    And I don't like touch screens. Maybe I just have greasy fingers or something, but I don't like fingerprints all over my screen.
    • RE: Netbooks dead? I think not

      @Queixa it's called a bluetooth keyboard and a matte screen cover. I have both for my Ipad and I don't have an issue with fingerprints.
      • RE: Netbooks dead? I think not

        @cyberslammer and that pairing increased the already overpriced iPad by how much exactly?

        Had much joy natively connecting that iPad to a projector/monitor, or reading images from your SD card? Without the cost of even more addons that is. How about that pixel-perfect precision in those art packages too?

        I bought my netbook as a storage device whilst out using my Nikon D90. Has built in SD card reader, can view (and edit) the images on a full sized monitor if I need to, can access the internet and read eBooks.

        It has 160GB of storage and cost less than the cheapest iPad by around ?130. Plus I can get files to and from it, without having to resort to some bloated file manager disguised as a music store. Plus it doesn't have to have files in exactly the right format before it can read/play them.

        Oh, and it's takes up less room and I don't have a large expanse of glass to try and protect.

        iPads are nice toys, but a Netbook has far more functionality for a fraction of the price.
      • RE: Netbooks dead? I think not

        @cyberslammer Except that taking along an extra keyboard kind of ruins the portability factor.
      • RE: Netbooks dead? I think not

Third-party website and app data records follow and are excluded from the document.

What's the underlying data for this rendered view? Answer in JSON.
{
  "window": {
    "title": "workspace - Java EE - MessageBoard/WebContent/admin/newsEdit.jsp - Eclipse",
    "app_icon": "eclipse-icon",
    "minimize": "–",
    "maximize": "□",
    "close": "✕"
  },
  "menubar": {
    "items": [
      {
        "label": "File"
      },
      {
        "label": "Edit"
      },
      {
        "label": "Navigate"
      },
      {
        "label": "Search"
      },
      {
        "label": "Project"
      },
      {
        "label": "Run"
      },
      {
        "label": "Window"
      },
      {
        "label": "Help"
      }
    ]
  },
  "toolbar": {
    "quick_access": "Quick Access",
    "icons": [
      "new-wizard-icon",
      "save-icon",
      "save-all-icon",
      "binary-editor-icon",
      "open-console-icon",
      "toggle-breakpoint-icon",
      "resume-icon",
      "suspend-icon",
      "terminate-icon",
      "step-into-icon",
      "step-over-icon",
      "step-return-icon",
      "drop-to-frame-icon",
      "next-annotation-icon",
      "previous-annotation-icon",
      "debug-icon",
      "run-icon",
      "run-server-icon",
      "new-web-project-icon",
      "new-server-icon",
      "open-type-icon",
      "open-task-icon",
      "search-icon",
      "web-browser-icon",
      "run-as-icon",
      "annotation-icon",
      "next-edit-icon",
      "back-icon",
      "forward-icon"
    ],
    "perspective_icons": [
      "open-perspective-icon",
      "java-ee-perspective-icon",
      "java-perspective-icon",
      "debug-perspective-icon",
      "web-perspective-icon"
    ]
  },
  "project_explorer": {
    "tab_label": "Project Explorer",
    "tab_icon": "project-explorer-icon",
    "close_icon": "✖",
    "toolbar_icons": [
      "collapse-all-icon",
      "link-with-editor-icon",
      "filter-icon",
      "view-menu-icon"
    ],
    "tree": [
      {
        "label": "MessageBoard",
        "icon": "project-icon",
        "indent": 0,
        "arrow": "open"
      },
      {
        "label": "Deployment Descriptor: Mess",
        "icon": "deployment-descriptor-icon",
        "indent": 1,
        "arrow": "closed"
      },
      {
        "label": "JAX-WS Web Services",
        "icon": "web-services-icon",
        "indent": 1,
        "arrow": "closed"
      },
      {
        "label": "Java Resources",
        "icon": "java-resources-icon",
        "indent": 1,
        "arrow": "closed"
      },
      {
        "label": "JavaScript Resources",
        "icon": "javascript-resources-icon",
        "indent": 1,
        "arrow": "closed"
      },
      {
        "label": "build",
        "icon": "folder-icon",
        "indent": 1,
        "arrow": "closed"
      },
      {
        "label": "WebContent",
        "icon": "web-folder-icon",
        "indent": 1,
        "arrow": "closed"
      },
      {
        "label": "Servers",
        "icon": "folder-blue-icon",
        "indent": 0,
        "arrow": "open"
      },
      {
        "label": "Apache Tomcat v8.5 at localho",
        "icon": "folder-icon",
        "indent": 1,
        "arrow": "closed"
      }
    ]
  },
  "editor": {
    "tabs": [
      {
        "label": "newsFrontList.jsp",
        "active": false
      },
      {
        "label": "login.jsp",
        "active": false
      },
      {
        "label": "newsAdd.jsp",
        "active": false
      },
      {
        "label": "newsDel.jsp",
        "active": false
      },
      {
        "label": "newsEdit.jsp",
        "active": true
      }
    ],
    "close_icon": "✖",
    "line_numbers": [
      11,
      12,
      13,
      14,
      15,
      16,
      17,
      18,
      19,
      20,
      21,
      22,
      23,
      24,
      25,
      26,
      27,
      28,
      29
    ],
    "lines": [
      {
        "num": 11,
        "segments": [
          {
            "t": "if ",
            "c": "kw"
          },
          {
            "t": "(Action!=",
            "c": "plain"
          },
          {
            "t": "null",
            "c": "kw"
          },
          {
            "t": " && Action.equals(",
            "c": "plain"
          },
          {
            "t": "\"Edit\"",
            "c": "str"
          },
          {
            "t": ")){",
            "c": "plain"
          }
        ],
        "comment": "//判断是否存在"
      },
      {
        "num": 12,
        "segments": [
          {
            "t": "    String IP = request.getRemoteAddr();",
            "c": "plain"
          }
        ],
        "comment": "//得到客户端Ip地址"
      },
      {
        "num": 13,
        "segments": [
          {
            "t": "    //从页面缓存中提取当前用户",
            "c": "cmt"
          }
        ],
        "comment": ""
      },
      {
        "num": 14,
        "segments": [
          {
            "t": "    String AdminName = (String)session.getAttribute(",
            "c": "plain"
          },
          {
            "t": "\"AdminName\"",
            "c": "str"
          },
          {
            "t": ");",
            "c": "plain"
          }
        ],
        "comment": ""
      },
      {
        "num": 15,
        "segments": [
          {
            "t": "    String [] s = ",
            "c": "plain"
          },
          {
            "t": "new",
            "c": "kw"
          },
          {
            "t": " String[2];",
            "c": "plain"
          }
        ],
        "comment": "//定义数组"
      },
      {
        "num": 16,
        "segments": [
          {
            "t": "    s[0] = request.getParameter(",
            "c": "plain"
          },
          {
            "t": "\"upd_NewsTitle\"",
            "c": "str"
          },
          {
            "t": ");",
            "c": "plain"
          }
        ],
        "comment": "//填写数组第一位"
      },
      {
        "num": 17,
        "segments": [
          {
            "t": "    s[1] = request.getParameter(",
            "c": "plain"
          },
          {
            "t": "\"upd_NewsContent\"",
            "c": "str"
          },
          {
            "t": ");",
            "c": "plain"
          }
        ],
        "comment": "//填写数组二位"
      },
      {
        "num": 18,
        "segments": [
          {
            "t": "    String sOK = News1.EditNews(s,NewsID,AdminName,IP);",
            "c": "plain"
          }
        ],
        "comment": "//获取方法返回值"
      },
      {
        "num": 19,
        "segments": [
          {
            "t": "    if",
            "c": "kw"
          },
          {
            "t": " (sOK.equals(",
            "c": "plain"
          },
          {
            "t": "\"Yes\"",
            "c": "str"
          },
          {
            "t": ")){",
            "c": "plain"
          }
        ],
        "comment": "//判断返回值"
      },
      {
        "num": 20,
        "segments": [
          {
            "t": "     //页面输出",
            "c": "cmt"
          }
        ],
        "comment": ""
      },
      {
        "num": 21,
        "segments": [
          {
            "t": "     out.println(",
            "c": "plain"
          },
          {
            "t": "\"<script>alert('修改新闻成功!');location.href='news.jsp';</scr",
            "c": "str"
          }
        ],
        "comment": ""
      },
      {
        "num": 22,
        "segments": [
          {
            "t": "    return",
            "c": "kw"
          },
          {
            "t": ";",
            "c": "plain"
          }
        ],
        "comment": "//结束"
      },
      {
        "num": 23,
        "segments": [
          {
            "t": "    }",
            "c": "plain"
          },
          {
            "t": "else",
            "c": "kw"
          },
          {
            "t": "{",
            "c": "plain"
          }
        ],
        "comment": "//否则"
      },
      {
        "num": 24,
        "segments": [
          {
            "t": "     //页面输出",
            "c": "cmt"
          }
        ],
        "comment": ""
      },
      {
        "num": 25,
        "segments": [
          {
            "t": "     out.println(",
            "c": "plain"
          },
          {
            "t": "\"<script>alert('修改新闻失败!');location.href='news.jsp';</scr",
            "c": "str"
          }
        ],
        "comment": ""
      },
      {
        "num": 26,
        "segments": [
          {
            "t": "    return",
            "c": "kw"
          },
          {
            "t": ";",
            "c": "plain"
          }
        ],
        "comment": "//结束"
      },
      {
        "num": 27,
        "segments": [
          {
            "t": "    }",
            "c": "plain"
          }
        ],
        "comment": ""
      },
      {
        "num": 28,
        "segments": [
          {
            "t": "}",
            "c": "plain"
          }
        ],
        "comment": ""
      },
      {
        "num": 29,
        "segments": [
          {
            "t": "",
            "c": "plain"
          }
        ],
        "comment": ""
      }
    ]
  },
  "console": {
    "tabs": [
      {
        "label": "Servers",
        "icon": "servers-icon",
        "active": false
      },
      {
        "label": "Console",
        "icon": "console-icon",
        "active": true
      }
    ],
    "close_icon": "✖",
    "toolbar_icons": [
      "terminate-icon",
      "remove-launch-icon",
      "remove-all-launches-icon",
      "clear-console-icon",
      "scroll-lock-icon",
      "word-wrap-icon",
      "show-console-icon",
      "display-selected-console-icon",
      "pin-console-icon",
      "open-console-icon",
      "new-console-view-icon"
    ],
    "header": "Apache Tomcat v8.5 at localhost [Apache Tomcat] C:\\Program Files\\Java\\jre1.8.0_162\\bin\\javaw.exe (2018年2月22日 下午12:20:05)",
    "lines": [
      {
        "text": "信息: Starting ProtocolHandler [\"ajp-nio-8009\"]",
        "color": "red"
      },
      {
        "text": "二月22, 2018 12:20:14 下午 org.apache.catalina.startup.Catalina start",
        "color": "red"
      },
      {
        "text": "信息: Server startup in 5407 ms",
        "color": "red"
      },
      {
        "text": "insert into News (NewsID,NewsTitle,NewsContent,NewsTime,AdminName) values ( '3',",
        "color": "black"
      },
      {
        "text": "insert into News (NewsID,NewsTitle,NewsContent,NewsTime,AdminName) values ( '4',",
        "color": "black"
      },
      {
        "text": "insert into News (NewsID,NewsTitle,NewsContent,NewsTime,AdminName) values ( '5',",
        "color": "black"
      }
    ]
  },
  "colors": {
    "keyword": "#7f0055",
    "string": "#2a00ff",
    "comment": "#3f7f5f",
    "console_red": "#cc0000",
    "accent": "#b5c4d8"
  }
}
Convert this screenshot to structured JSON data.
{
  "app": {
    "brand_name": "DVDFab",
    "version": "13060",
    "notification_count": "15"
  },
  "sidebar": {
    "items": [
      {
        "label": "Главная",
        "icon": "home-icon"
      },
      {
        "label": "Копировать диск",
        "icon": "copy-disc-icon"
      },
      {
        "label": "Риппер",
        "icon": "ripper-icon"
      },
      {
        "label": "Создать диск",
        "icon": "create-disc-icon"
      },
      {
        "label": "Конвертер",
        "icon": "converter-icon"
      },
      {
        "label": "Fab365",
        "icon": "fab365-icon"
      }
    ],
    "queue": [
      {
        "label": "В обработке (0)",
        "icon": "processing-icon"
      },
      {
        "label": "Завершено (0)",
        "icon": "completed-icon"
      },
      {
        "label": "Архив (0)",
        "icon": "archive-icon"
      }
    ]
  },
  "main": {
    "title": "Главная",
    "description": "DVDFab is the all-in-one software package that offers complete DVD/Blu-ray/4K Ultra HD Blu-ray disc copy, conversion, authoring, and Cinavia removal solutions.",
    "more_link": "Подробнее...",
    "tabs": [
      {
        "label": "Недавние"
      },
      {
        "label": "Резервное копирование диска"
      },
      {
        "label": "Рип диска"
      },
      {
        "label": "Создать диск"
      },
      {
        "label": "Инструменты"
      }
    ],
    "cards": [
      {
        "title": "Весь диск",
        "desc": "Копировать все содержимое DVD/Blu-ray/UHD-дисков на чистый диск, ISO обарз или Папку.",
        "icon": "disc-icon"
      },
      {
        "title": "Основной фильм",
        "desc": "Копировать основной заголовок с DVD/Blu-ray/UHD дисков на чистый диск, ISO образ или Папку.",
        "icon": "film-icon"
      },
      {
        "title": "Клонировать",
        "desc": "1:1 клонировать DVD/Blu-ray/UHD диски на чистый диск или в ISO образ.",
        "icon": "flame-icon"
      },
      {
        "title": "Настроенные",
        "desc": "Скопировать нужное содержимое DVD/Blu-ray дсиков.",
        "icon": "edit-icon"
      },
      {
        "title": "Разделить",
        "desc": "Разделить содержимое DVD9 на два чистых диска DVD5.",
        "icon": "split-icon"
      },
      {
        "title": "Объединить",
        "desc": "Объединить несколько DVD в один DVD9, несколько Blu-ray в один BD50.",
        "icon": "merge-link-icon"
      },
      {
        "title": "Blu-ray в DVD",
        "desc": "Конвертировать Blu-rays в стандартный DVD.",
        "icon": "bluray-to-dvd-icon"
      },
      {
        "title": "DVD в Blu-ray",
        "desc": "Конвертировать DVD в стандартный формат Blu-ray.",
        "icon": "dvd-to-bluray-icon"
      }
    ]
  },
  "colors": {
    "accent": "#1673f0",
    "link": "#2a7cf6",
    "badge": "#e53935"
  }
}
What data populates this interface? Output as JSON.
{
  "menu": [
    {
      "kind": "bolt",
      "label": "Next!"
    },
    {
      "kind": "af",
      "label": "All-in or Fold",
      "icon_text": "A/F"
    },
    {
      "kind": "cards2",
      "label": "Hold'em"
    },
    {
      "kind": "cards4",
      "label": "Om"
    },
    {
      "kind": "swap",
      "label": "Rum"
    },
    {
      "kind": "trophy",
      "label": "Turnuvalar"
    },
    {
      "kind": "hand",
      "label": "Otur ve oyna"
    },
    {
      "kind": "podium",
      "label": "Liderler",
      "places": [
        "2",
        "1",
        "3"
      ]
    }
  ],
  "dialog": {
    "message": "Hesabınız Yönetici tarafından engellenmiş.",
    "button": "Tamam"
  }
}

        You sure like cherries. Or at least picking them.
        How much for a bluetooth keyboard? $15 on eBay, $30 from various other vendors. How much is the cost of your wacom tablet? ('cause you certainly are not getting pixel-perfect precision with a track pad.)
        You have an SD card slot. Big deal. How much is the cost of your touch screen add on? Installed?
        Your arguments about file formats are simply misinformed.
        As are your arguments about taking less room. There are three dimensions to consider, four if you include mass.
        And sorry, but your netbook screen is about the same size, and it certainly does need to be protected.
        Your netbook most certainly does NOT have more functionality. It only has DIFFERENT functionality. And for the same price I could have had a full-sized notebook. A machine that, sorry, blows your tiny, functionally deficient, cramped netbook out of the water.
      • RE: Netbooks dead? I think not

        @cyberslammer So....
        You overpaid for the pad and now need to buy other items, aside from apps., to make it usable.....
        Sounds like a deal to me.
  • Netbooks are dead!

    People dont want to be carrying around these devises anymore, that is why smartphones are so popular, you can do almost everything on them, the ipad is tiny and does exactly what 90% of people what it to do, email, quick word editing, viewing photos, pdfs, presentations.<br><br>Whatever you want to call an ebook, it is just a small laptop, cumbersome, slow, ugly and hard to carry round.<br><br>The ebook is dead and what people want as it shows in the market sales numbers is an ipad type device.

    The ipad maybe expensive but it is only the start and the prices will go down.
    • There isn't one market.

      @patrickquirke In many cases I don't want to carry around an iPad either. If I am going to carry something other than my smart phone, I want a keyboard. Otherwise my smart-phone is all I need. The new smartphones with the larger screens are all I need. That said many sales reps will use an iPad because they can show pictures on a larger screen.<br><br>The "Market" is varied and yes sales are really good right now for the iPad. End the end I think many will stay with a smartphone or laptop. The netbook will be great with students once they get the performance up with a budget price. That keyboard is important.<br><br>Same thing is true with smartphones. For some, a touch screen is sufficient, but for others a keyboard is important. The latter is me.
      • Why is my message spam? Nothing spam about it.

      • RE: Netbooks dead? I think not

        @DevGuy_z Apple fanboys probably flagging anything that makes a Netbook seem like a good option over their beloved iPad... that's probably why it has been flagged as Spam.